You could also, if you wanted, make it without any alcohol at all (apart from what's in the bitters, though you use such a tiny volume of the stuff that it's pretty much moot) and just add the syrup to the cider (though I'd go for a really tart cider, maybe even a cherry or cranberry cider) and stir in the bitters. You'll have to stir it pretty well to get the syrup to dissolve into the cold cider, but if you wanted the drink hot, that'd make it a lot easier. You could also drizzle the Maple-Demerara sugar syrup over sweet rolls if you needed to use it up, or use it in place of honey with some buttermilk biscuits, add it to tea or coffee, pour it over sliced apples...
See? I'm willing to think about other things that just liquor!
Of those of you who say you don't like gin...do you like vodka? Gin is pretty much just vodka (neutral spirits) with some other flavorings added. Now, yes, the main one is juniper, which is an evergreen plant. But if all you've ever had is cheap, rail gin in a G&T or gin martini, you're really missing out.
This summer, on a sultry evening, those of you who think you don't like gin, try something for me. Ask your friendly neighborhood bartender if they've got Hendrick's, or Beefeater Wet, or Citadelle, or Tanqueray Rangpur, or Rehorst (if you live in the midwest, like me) behind the bar. If they do, ask them if they'll make you a gin and tonic with a lime twist using one of those. Then go to somewhere quiet, out on the patio if they have one, or away from speakers blaring what passes for music in some of these establishments, and sit down and take a sip.
If you have Hendricks, you'll get rose and cucumber dancing around your mouth. If it's Beefeater Wet, it'll be a subtle pear flavor. Citadelle will give you a mouthful of spice (including nutmeg, violets, and grains of Paradise), Tanqueray Rangpur brings a great zip of lime, and Rehorst has ginseng and sweet basil to offer, both very unusual ingredients in gin. Yes, all of them have juniper, but it's those other botanicals that the distillers add that makes or breaks a gin. And those botanicals, whether you can taste them individually or just get a fantastic amalgam of them competing for your attention, are going to make every gin a little different, a little more interesting or more unusual than the last one you tried, and may, perhaps, convince you that gin is not the alcohol equivalent of Pine-Sol, but can be, in the right hands, a really remarkable ingredient.

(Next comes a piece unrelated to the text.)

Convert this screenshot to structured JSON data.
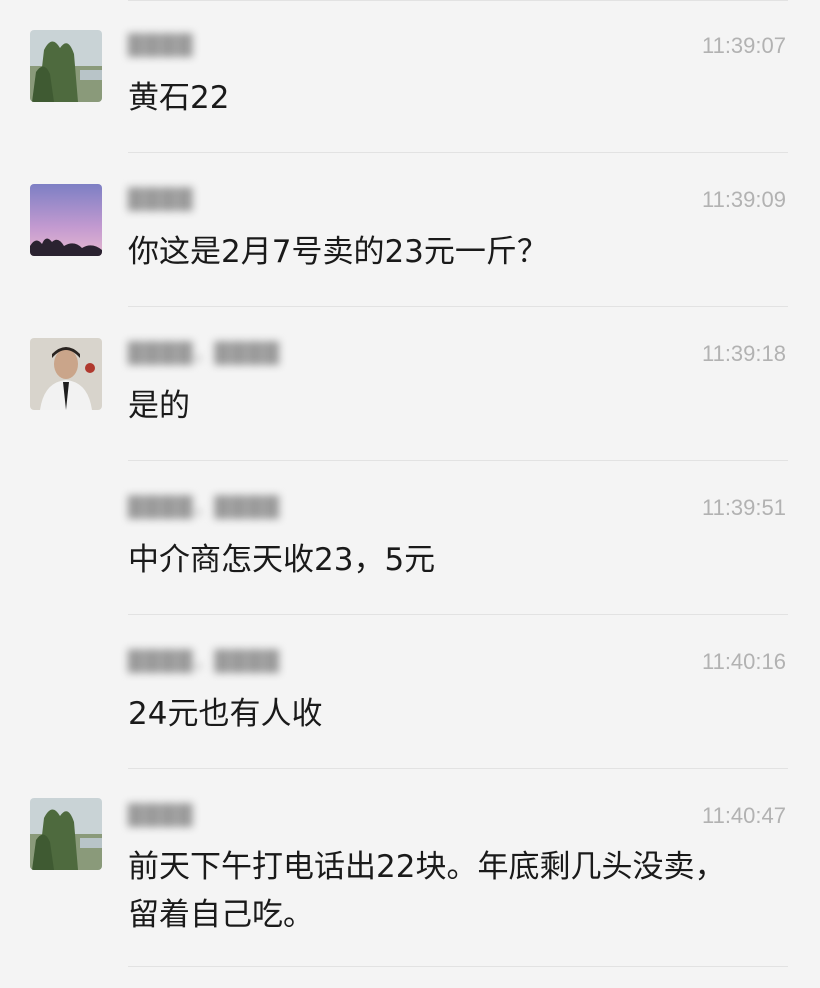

2 1/4 oz gin
3/4 oz lemon juice
3/4 oz orange juice (I used blood orange, again)
1/4 oz grenadine
dash of orange bitters
Shake 'em all together with crushed ice, pour out into a DOF glass, and add a drop or two of Angostura bitters on top.
This one works. The citrus and gin play well together, as expected, the orange bitters and the gin botanicals complement each other, the spiciness of the Angostura bitters is a nice touch, and the grenadine (I used homemade, natch...I'll post that recipe someday, as well, I promise) gives it a little sweetness to temper the tartness from the citrus juice.
All in all, I'm really pleased with this one, which I guess is just another Orange Blossom/Gin n' Juice variant. But it's not ordinary, and it has, like so many of the alchemical drinks that I draw inspiration from, managed to become more than the sum of its parts.
And I promise I will try to get some different kinds of spirits besides just gin and bourbon. As soon as I get some money and/or they go on sale.